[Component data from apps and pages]
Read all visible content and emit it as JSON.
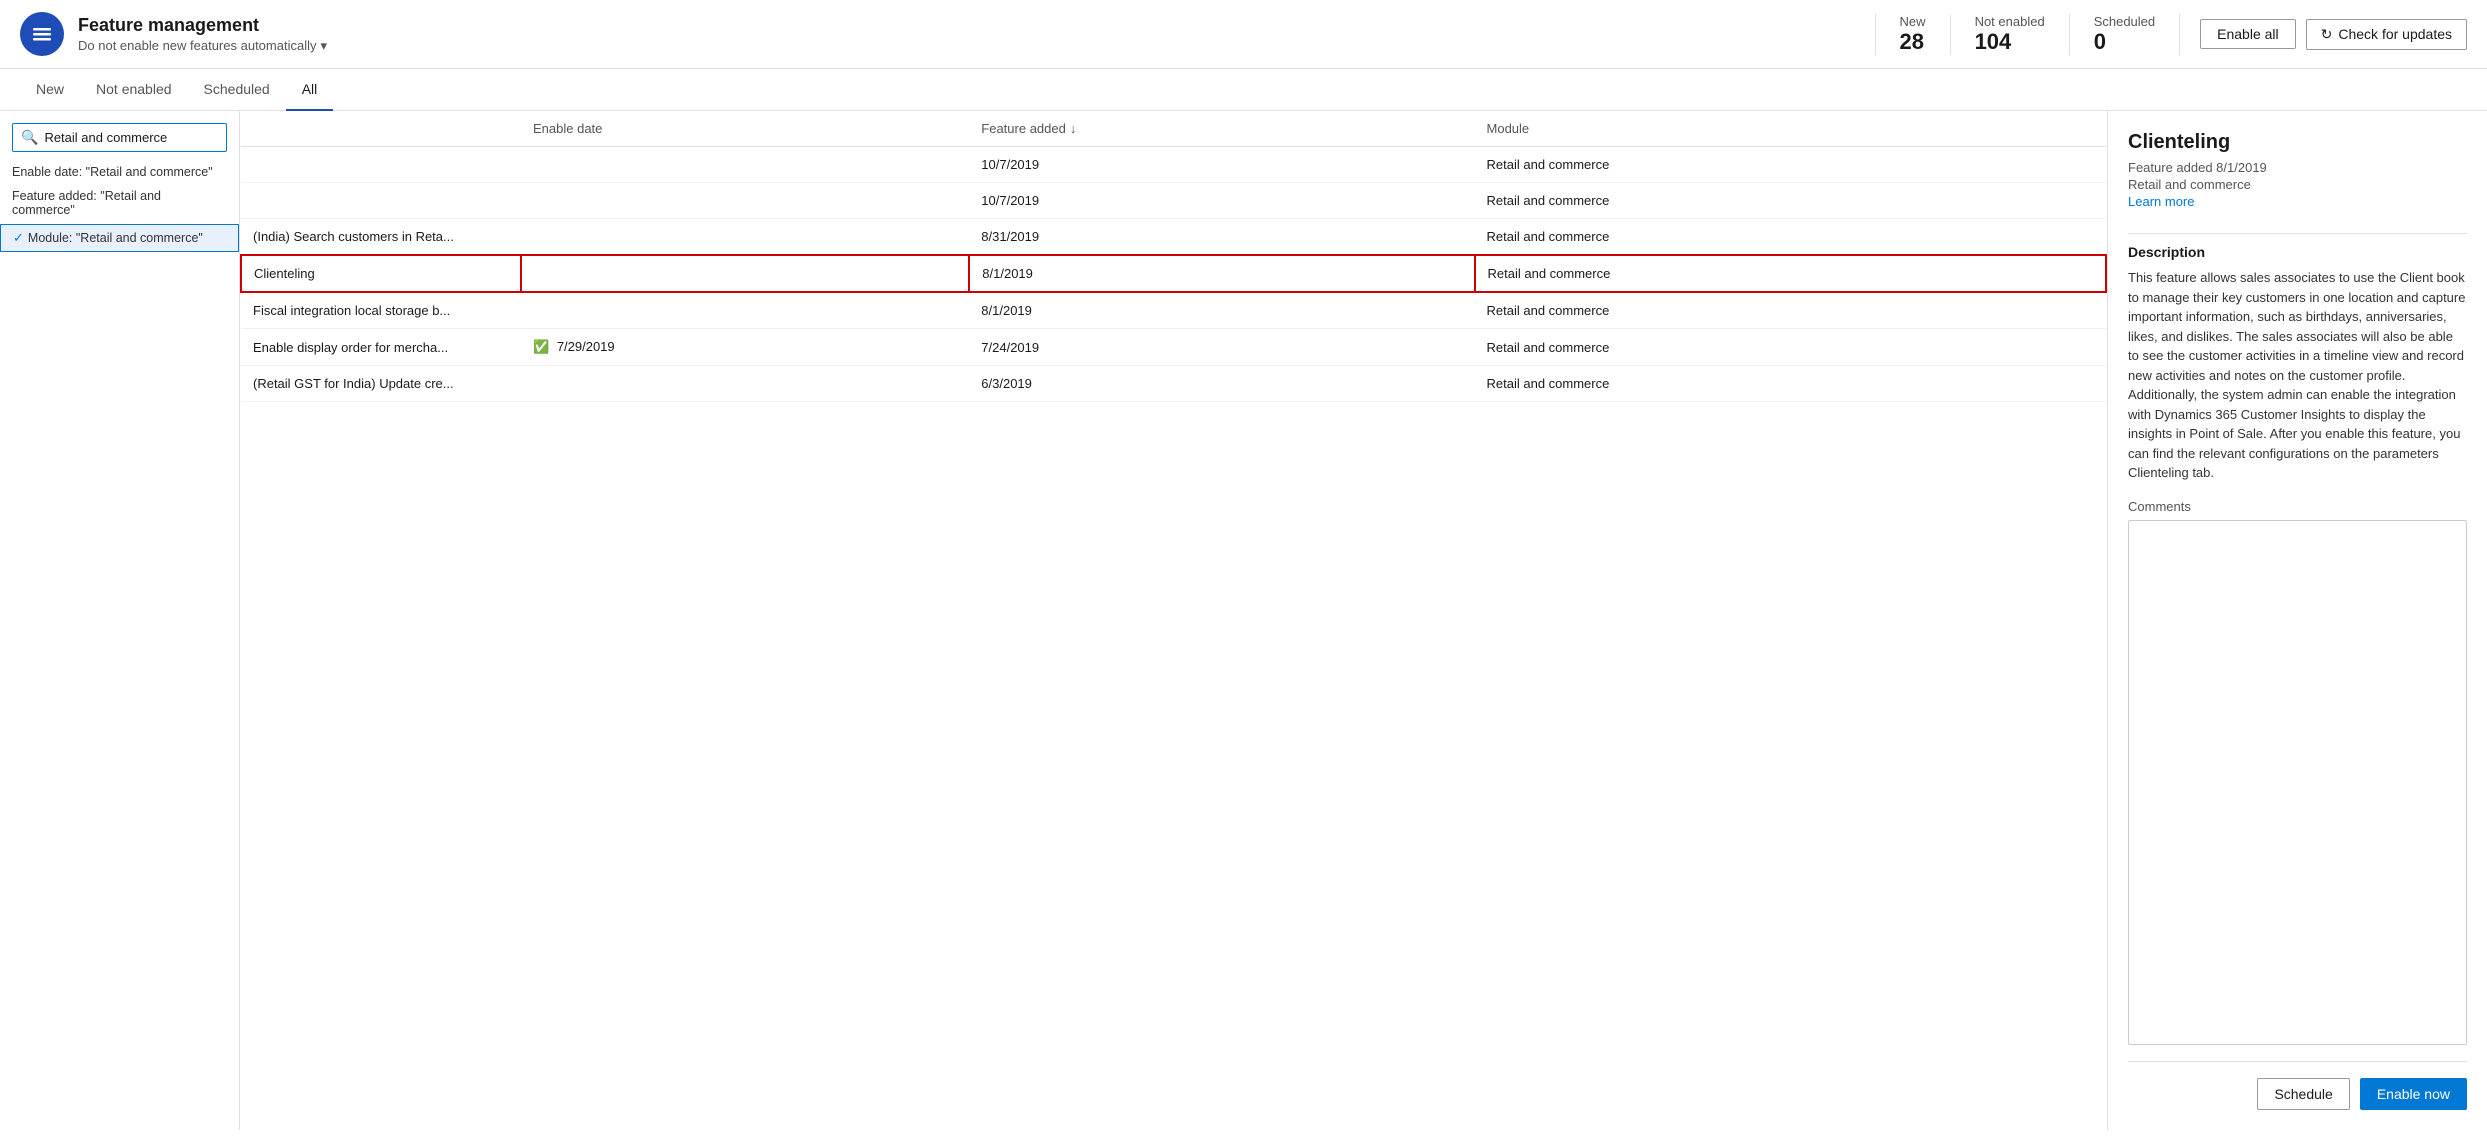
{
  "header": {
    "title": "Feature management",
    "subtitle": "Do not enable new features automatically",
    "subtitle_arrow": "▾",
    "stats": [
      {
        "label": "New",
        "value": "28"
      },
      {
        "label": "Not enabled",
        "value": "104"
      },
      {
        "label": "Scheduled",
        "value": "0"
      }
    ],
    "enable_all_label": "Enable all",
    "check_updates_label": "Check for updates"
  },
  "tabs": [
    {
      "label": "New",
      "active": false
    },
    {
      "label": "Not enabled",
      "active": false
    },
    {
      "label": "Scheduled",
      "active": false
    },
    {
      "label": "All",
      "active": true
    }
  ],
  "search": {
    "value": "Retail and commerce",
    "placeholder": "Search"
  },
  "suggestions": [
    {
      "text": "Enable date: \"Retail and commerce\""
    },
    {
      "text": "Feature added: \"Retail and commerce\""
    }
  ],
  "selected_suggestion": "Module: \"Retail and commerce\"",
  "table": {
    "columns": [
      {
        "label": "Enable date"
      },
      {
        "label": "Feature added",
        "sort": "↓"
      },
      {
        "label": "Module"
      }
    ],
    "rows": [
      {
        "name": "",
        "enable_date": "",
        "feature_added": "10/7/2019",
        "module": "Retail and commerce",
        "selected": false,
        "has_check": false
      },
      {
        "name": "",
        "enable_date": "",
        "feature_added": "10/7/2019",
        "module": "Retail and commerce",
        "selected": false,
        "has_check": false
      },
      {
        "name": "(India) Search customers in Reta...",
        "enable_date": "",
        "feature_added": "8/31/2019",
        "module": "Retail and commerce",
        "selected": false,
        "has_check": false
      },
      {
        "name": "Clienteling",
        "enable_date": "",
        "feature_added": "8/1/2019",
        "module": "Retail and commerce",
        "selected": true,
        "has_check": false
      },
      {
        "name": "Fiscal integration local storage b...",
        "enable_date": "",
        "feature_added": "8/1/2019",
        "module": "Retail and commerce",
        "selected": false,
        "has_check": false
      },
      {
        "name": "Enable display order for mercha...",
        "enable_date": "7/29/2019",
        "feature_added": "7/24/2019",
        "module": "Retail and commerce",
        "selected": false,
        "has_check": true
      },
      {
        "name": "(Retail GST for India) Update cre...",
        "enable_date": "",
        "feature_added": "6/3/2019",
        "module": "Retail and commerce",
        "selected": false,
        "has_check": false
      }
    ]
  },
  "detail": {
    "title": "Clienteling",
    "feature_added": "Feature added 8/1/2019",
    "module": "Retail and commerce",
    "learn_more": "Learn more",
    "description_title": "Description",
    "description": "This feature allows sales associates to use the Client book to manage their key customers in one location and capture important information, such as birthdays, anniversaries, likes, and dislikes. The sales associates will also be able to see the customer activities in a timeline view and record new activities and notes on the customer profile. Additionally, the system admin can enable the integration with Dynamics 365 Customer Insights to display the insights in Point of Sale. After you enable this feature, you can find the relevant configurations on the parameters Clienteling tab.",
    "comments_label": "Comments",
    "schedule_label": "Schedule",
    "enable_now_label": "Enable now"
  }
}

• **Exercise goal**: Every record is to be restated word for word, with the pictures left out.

• **Finished task**:
Read all visible content and emit it as JSON.
{
  "header": {
    "title": "Feature management",
    "subtitle": "Do not enable new features automatically",
    "subtitle_arrow": "▾",
    "stats": [
      {
        "label": "New",
        "value": "28"
      },
      {
        "label": "Not enabled",
        "value": "104"
      },
      {
        "label": "Scheduled",
        "value": "0"
      }
    ],
    "enable_all_label": "Enable all",
    "check_updates_label": "Check for updates"
  },
  "tabs": [
    {
      "label": "New",
      "active": false
    },
    {
      "label": "Not enabled",
      "active": false
    },
    {
      "label": "Scheduled",
      "active": false
    },
    {
      "label": "All",
      "active": true
    }
  ],
  "search": {
    "value": "Retail and commerce",
    "placeholder": "Search"
  },
  "suggestions": [
    {
      "text": "Enable date: \"Retail and commerce\""
    },
    {
      "text": "Feature added: \"Retail and commerce\""
    }
  ],
  "selected_suggestion": "Module: \"Retail and commerce\"",
  "table": {
    "columns": [
      {
        "label": "Enable date"
      },
      {
        "label": "Feature added",
        "sort": "↓"
      },
      {
        "label": "Module"
      }
    ],
    "rows": [
      {
        "name": "",
        "enable_date": "",
        "feature_added": "10/7/2019",
        "module": "Retail and commerce",
        "selected": false,
        "has_check": false
      },
      {
        "name": "",
        "enable_date": "",
        "feature_added": "10/7/2019",
        "module": "Retail and commerce",
        "selected": false,
        "has_check": false
      },
      {
        "name": "(India) Search customers in Reta...",
        "enable_date": "",
        "feature_added": "8/31/2019",
        "module": "Retail and commerce",
        "selected": false,
        "has_check": false
      },
      {
        "name": "Clienteling",
        "enable_date": "",
        "feature_added": "8/1/2019",
        "module": "Retail and commerce",
        "selected": true,
        "has_check": false
      },
      {
        "name": "Fiscal integration local storage b...",
        "enable_date": "",
        "feature_added": "8/1/2019",
        "module": "Retail and commerce",
        "selected": false,
        "has_check": false
      },
      {
        "name": "Enable display order for mercha...",
        "enable_date": "7/29/2019",
        "feature_added": "7/24/2019",
        "module": "Retail and commerce",
        "selected": false,
        "has_check": true
      },
      {
        "name": "(Retail GST for India) Update cre...",
        "enable_date": "",
        "feature_added": "6/3/2019",
        "module": "Retail and commerce",
        "selected": false,
        "has_check": false
      }
    ]
  },
  "detail": {
    "title": "Clienteling",
    "feature_added": "Feature added 8/1/2019",
    "module": "Retail and commerce",
    "learn_more": "Learn more",
    "description_title": "Description",
    "description": "This feature allows sales associates to use the Client book to manage their key customers in one location and capture important information, such as birthdays, anniversaries, likes, and dislikes. The sales associates will also be able to see the customer activities in a timeline view and record new activities and notes on the customer profile. Additionally, the system admin can enable the integration with Dynamics 365 Customer Insights to display the insights in Point of Sale. After you enable this feature, you can find the relevant configurations on the parameters Clienteling tab.",
    "comments_label": "Comments",
    "schedule_label": "Schedule",
    "enable_now_label": "Enable now"
  }
}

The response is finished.